If they are found to have violated the country's law, action will be taken under the Sedition Act or other existing laws.
Parliamentary immunity does not extend to alleged offences under the Sedition Act, but there's the more important argument that you need to detain her overnight, when all you wanted to do was record her statement.
German Chancellor Angela Merkel:
When people stir up sedition on social networks using their real name, it's not only the state that has to act, but also Facebook as a company should do something against these paroles.
Popularity rank by frequency of use
Translations for sedition
From our Multilingual Translation Dictionary

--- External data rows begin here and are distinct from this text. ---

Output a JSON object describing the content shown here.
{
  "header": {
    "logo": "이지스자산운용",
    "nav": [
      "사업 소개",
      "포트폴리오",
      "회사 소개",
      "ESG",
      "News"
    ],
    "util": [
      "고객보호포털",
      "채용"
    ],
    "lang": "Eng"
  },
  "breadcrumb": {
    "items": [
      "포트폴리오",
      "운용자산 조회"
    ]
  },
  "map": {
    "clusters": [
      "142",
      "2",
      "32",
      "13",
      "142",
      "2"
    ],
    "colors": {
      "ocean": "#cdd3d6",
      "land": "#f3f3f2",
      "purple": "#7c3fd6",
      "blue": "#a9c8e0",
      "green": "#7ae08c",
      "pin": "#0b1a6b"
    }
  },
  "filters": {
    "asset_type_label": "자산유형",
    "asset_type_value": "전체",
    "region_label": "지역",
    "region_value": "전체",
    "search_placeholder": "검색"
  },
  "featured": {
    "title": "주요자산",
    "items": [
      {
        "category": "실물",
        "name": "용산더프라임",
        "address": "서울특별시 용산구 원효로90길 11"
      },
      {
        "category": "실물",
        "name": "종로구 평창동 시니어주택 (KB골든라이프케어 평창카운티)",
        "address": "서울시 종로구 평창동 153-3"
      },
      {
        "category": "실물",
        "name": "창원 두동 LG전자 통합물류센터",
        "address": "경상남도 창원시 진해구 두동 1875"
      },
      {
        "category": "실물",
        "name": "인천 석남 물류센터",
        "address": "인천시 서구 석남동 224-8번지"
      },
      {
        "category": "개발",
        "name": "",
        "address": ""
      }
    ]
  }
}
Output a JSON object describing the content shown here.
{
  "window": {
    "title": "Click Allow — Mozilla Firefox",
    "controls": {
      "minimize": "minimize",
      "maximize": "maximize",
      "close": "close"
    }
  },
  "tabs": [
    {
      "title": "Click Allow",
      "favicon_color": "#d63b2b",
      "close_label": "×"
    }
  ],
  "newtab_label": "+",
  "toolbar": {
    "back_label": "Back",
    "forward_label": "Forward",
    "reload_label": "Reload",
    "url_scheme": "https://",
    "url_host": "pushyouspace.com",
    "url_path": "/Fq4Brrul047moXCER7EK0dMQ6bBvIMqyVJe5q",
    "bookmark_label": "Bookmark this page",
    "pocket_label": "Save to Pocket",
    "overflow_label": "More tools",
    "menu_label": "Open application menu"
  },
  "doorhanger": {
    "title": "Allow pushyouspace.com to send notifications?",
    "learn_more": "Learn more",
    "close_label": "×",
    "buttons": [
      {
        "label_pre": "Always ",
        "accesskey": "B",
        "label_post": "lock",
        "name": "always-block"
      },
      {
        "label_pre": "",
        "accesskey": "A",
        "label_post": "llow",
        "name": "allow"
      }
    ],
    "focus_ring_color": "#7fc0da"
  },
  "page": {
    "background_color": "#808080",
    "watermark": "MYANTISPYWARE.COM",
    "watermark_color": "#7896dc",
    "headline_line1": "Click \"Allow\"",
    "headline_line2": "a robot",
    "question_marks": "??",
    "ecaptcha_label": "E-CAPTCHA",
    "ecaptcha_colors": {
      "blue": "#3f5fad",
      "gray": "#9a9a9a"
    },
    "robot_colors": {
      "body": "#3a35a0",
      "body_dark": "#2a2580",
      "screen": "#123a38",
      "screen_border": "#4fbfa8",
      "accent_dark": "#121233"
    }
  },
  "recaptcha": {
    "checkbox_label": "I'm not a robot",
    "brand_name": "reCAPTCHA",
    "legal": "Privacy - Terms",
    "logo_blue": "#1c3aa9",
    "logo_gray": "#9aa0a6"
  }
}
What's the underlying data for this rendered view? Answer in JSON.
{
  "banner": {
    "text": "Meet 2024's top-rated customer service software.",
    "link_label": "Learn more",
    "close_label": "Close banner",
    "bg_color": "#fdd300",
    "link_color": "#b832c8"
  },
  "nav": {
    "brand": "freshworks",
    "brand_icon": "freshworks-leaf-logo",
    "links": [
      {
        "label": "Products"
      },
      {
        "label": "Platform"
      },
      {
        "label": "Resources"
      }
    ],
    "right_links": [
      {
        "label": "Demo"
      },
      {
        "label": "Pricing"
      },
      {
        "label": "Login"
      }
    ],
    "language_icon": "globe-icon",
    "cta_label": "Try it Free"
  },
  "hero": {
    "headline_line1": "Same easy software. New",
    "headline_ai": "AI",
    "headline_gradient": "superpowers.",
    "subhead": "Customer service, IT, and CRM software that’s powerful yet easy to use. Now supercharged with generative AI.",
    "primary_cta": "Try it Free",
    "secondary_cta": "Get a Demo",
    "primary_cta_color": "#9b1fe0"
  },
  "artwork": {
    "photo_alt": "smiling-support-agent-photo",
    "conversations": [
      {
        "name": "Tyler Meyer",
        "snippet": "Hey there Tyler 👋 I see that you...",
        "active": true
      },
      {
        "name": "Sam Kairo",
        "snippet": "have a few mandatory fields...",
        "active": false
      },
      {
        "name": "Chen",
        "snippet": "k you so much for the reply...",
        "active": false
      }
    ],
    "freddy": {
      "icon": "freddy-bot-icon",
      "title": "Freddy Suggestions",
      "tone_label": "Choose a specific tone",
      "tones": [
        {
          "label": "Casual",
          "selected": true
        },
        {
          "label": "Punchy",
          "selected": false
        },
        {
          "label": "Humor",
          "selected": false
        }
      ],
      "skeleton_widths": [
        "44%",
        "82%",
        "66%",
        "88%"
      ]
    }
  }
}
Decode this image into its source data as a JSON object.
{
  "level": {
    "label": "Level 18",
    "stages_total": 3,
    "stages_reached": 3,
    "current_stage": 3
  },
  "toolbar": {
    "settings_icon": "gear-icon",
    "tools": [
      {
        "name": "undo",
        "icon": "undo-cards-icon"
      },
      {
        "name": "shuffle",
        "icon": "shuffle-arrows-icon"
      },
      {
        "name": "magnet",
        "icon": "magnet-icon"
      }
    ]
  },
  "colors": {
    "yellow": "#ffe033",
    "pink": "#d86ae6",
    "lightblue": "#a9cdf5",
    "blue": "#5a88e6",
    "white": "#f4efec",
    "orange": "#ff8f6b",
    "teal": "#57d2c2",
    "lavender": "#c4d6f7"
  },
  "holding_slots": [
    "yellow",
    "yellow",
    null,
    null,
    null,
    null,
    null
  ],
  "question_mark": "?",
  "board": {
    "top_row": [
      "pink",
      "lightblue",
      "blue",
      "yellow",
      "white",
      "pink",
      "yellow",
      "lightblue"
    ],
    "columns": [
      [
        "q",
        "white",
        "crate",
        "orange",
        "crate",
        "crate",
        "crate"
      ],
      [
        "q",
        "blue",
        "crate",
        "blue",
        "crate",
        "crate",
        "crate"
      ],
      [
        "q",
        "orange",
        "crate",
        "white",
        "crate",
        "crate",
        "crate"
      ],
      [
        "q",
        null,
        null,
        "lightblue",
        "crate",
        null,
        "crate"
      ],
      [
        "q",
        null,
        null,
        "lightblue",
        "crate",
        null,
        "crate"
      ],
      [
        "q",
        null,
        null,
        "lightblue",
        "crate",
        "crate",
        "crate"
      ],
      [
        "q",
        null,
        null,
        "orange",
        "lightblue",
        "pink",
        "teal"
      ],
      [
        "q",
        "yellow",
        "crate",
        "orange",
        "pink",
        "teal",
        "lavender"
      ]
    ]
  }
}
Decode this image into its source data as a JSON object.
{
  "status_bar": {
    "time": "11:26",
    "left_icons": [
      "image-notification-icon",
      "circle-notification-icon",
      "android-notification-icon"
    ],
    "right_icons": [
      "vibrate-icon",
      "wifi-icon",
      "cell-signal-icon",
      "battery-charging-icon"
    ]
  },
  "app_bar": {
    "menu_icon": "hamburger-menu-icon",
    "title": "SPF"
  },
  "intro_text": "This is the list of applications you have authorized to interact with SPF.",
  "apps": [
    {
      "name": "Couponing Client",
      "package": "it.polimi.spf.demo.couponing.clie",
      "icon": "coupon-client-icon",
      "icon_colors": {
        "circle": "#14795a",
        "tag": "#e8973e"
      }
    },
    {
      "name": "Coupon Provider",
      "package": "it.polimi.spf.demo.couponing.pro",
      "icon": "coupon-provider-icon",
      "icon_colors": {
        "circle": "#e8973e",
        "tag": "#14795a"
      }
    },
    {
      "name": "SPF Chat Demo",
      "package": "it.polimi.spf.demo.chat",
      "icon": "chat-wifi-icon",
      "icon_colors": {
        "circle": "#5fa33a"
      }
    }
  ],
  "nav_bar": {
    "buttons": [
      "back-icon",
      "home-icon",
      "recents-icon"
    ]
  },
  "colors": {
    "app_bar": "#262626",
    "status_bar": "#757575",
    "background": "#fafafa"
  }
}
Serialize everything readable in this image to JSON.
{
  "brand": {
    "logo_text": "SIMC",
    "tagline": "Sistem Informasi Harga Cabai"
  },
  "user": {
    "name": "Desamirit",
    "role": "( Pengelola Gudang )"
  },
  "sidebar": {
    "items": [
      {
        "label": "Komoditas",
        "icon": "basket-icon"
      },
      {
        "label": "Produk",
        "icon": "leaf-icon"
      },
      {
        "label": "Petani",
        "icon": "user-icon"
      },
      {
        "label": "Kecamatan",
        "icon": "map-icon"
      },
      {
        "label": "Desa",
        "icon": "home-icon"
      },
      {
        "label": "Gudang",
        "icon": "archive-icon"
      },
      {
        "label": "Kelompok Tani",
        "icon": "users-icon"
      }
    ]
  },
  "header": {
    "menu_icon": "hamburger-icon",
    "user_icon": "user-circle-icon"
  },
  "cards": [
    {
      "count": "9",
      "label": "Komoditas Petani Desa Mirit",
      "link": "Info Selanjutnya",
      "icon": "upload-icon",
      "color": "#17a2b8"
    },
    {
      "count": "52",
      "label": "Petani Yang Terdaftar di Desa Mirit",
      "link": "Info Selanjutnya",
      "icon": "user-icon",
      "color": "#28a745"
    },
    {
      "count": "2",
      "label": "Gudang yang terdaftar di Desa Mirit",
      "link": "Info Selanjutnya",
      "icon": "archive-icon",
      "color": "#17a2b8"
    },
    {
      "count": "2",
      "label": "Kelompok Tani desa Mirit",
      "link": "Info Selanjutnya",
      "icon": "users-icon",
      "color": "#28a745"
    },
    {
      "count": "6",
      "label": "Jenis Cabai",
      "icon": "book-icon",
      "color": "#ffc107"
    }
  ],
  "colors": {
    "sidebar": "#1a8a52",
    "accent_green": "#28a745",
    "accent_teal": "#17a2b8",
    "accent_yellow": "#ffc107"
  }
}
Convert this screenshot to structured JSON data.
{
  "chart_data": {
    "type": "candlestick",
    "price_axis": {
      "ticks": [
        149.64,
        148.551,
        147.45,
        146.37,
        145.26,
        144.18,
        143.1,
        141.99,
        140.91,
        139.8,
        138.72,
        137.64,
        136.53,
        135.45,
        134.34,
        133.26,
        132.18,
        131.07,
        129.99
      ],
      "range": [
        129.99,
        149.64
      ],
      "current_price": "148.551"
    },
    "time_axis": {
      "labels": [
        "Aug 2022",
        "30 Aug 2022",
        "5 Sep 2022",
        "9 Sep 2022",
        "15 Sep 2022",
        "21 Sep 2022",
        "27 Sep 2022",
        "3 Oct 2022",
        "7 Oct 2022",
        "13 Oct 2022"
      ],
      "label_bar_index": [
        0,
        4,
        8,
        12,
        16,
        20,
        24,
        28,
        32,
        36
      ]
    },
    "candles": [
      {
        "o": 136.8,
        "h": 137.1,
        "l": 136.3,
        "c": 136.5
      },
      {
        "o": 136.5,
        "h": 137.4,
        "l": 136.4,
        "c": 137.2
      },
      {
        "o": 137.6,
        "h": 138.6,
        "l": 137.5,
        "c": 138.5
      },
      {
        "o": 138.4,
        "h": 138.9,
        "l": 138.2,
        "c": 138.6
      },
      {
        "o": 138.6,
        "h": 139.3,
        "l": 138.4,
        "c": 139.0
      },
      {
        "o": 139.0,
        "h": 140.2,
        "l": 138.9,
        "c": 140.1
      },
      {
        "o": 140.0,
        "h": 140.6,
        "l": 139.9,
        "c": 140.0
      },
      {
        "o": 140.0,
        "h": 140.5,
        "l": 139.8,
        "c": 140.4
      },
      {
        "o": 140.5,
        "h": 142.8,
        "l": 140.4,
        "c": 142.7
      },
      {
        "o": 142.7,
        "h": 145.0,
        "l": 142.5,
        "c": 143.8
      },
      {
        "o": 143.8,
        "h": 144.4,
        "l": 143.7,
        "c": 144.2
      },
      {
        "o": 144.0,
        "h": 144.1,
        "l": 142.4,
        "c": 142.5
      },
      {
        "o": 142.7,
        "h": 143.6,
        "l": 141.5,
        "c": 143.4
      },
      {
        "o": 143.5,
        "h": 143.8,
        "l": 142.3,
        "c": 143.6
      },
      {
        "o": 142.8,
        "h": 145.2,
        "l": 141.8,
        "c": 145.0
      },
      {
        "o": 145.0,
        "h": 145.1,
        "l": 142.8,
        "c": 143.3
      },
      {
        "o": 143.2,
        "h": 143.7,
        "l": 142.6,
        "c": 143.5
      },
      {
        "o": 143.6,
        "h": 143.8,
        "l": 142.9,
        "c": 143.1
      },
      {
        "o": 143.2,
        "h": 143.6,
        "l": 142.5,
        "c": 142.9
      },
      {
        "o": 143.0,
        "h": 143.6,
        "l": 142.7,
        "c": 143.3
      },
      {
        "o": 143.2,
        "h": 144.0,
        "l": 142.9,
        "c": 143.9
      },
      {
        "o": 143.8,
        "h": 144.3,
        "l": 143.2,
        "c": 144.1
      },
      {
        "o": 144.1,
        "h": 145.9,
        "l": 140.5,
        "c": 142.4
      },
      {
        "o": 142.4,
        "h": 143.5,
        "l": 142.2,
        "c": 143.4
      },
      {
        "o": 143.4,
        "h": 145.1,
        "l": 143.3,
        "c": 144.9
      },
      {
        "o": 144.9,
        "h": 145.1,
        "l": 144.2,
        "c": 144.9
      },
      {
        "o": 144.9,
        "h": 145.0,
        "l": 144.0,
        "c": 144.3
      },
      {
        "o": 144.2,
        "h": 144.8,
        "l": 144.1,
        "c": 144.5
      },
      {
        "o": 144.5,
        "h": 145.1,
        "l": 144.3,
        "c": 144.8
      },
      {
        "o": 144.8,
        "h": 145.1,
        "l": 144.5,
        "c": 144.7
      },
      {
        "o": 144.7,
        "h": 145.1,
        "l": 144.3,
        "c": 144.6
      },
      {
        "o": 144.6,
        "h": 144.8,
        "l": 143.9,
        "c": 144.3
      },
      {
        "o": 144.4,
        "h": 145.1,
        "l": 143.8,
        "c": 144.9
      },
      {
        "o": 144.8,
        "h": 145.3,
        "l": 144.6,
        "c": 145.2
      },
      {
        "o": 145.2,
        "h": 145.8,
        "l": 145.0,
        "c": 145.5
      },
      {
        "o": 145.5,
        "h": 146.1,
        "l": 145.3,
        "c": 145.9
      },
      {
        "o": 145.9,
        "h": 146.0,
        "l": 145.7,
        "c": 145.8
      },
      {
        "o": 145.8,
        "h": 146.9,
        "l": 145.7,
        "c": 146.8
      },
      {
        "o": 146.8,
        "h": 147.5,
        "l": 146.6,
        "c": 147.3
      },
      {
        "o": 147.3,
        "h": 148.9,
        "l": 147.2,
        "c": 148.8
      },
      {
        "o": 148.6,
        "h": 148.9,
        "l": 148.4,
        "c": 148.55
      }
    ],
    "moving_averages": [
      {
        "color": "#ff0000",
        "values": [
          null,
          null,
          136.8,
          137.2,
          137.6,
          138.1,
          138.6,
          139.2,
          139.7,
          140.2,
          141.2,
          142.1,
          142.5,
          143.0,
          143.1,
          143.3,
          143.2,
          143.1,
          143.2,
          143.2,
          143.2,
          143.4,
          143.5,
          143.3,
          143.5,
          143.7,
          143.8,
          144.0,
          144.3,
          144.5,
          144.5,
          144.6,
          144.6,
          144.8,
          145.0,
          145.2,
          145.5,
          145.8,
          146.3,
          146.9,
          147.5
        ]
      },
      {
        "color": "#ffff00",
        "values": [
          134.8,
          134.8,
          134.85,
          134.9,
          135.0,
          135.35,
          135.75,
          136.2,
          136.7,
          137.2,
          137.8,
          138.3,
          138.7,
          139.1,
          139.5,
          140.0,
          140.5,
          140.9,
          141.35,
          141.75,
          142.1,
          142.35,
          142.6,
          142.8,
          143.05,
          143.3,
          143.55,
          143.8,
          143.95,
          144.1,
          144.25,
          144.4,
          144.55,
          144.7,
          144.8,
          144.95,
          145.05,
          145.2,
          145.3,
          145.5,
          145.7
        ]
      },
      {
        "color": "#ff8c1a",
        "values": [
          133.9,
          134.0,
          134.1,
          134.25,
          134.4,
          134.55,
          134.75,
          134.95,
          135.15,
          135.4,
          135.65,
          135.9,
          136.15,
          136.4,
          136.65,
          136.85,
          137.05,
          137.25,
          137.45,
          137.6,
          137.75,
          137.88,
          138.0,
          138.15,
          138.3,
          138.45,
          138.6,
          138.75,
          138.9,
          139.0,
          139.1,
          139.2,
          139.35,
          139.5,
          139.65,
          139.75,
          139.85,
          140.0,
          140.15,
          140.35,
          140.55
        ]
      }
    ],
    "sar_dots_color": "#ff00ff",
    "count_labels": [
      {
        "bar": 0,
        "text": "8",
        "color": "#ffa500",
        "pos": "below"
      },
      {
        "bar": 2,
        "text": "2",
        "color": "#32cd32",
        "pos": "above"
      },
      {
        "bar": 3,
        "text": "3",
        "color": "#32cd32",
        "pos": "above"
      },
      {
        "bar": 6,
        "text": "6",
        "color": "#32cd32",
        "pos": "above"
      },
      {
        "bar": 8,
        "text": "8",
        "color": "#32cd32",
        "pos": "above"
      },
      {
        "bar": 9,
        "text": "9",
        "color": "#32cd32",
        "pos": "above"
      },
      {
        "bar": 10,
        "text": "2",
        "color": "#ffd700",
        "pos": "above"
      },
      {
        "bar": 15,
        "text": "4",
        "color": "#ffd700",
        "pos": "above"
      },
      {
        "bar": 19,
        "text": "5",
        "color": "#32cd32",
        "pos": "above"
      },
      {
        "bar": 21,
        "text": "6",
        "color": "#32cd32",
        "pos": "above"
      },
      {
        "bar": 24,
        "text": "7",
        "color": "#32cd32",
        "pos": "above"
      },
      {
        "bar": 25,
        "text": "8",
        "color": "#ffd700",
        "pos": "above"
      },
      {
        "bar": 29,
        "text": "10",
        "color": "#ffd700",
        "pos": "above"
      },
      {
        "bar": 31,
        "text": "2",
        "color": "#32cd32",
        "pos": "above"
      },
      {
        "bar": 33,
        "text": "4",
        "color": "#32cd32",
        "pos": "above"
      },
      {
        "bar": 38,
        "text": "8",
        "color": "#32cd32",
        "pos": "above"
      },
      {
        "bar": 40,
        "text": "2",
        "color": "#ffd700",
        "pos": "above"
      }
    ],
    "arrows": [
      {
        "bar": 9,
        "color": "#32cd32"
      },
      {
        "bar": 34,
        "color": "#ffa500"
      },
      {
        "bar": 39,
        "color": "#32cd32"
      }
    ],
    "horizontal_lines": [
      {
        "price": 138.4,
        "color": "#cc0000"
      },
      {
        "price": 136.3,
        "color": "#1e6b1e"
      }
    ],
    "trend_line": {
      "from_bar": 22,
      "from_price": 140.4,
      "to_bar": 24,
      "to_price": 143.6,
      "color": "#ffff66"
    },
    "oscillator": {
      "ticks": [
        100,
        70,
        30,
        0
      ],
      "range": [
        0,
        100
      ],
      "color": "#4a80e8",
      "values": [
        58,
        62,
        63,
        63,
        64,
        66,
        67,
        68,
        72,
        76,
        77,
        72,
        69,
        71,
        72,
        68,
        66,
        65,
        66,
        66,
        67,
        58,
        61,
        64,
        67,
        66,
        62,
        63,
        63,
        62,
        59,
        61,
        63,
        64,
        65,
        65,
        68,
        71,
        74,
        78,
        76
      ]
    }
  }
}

- sedicióCatalan, Valencian
- Aufwiegelung, Volksverhetzung, Verhetzung, AufruhrGerman
- sédition, révolteFrench
- opstand, opruiingDutch
- rokosz, buntPolish
- sedição, revolta, motimPortuguese
- мятеж, восстаниеRussian
- diễu hànhVietnamese
Get even more translations for sedition »
Find a translation for the sedition definition in other languages:
Select another language:
- - Select -
- 简体中文 (Chinese - Simplified)
- 繁體中文 (Chinese - Traditional)
- Español (Spanish)
- Esperanto (Esperanto)
- 日本語 (Japanese)
- Português (Portuguese)
- Deutsch (German)
- العربية (Arabic)
- Français (French)
- Русский (Russian)
- ಕನ್ನಡ (Kannada)
- 한국어 (Korean)
- עברית (Hebrew)
- Gaeilge (Irish)
- Українська (Ukrainian)
- اردو (Urdu)
- Magyar (Hungarian)
- मानक हिन्दी (Hindi)
- Indonesia (Indonesian)
- Italiano (Italian)
- தமிழ் (Tamil)
- Türkçe (Turkish)
- తెలుగు (Telugu)
- ภาษาไทย (Thai)
- Tiếng Việt (Vietnamese)
- Čeština (Czech)
- Polski (Polish)
- Bahasa Indonesia (Indonesian)
- Românește (Romanian)
- Nederlands (Dutch)
- Ελληνικά (Greek)
- Latinum (Latin)
- Svenska (Swedish)
- Dansk (Danish)
- Suomi (Finnish)
- فارسی (Persian)
- ייִדיש (Yiddish)
- հայերեն (Armenian)
- Norsk (Norwegian)
- English (English)
Word of the Day
Would you like us to send you a FREE new word definition delivered to your inbox daily?
Use the citation below to add this definition to your bibliography:
"sedition." Definitions.net. STANDS4 LLC, 2023. Web. 2 Apr. 2023. <https://www.definitions.net/definition/sedition>.
Discuss these sedition definitions with the community:
We're doing our best to make sure our content is useful, accurate and safe.
If by any chance you spot an inappropriate comment while navigating through our website please use this form to let us know, and we'll take care of it shortly.
You need to be logged in to favorite.